But despite its global popularity, there’s an obstacle for AI enthusiasts in Asia – ChatGPT isn’t available in three asian countries. Today, we’ll explore the reasons behind this restriction and shed light on the challenges encountered by tech-savvy people in Asia who are eager to tap into the capabilities of ChatGPT.
Well, it turns out that due to security concerns and the need to combat the spread of misinformation, ChatGPT is banned in the city. Not only that but there are also concerns within the academic community about the potential misuse of this powerful AI tool.
Prominent universities in Hong Kong have expressed worries about the rise in plagiarism, copyright infringement and other violations that might happen if students have unrestricted access to ChatGPT. As a result, the public opinion on this AI tool is quite diverse. While university students see it as a convenient study aid, educators worry that it may hinder critical thinking skills and encourage cheating.

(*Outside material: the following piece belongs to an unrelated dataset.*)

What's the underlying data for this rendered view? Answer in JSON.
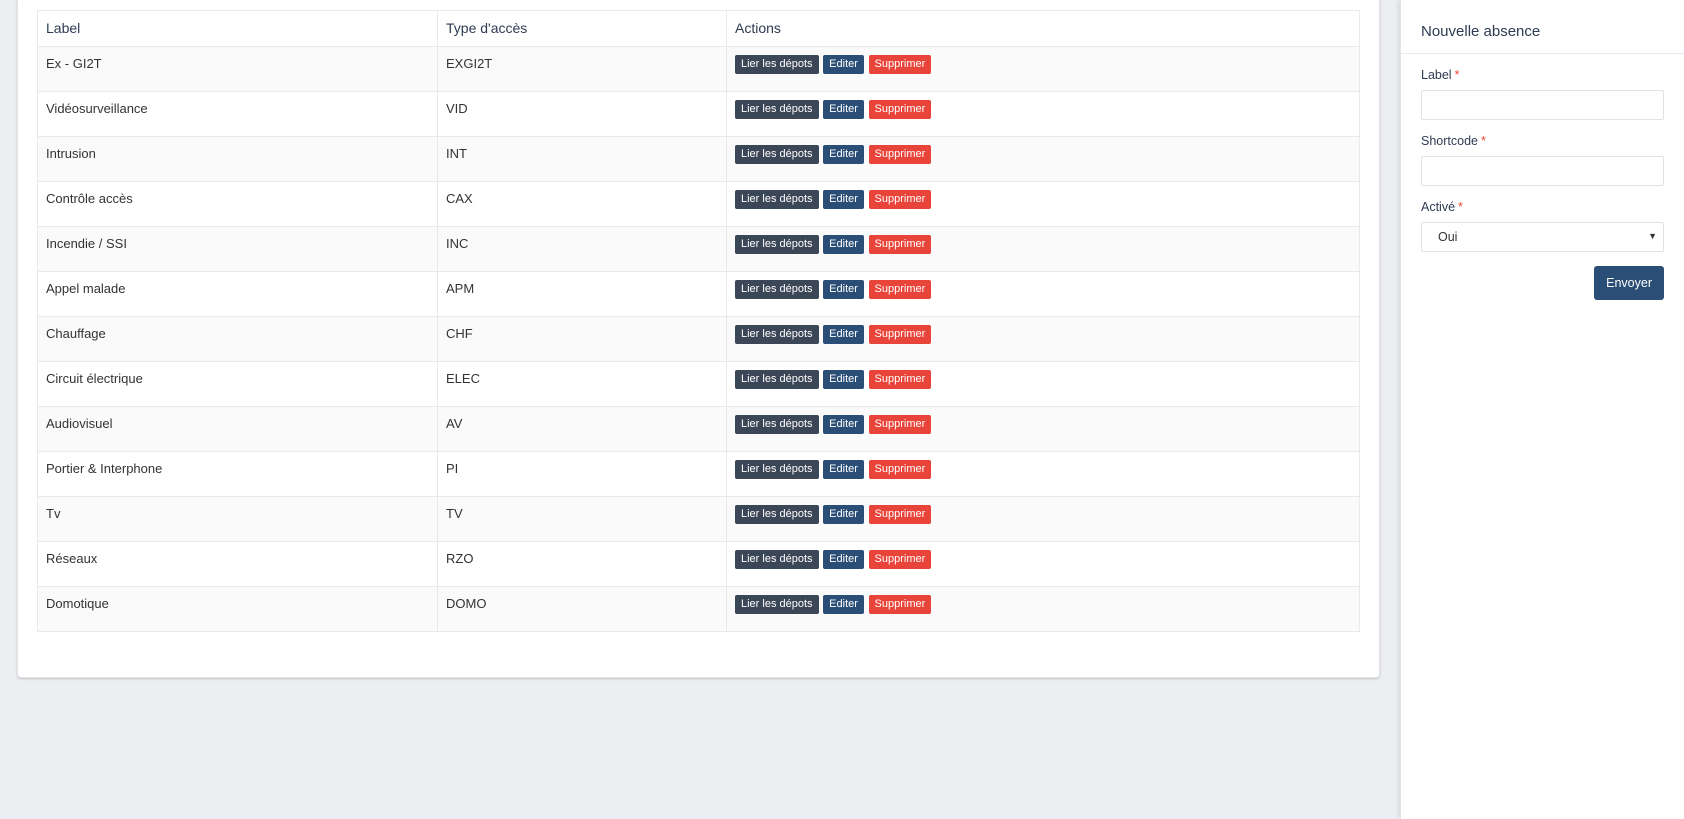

Chinese regulators started clamping down on ChatGPT in February 2023, allegedly to prevent the spread of false information. Government officials sent instructions to WeChat’s parent company Tencent, and Ant Group, to block access to the app because of information that might hurt party perceptions.
China’s stance on controlling information flow is well-known, and the introduction of ChatGPT posed new challenges to their existing censorship mechanisms. This move exemplifies the government’s continued commitment to maintaining control over the information accessible to its citizens.
As you might expect, North Korea also banned ChatGPT early on. Again, it is an extension of the country’s policy of restricting access to the internet or tools that could provide citizens with a different perspective from the party line. Kim Jong-un wants to retain power and doesn’t want a US tool potentially undermining his authority.
North Korea’s strict isolationist policies extend to the digital realm, where any tool or platform that could potentially challenge the regime’s narrative is swiftly curtailed. The ban on ChatGPT is just one more measure in this ongoing effort to tightly control information and maintain ideological purity.
In conclusion, while ChatGPT continues to revolutionize how people access and interact with information worldwide, it faces distinct challenges in different parts of the world.
From concerns about academic integrity in Hong Kong to government censorship in China and North Korea, these restrictions highlight the complex interplay between advanced AI technology and the socio-political landscapes in which it operates.
For now, ChatGPT remains a symbol of both technological progress and the evolving struggles for control over information in our digital age.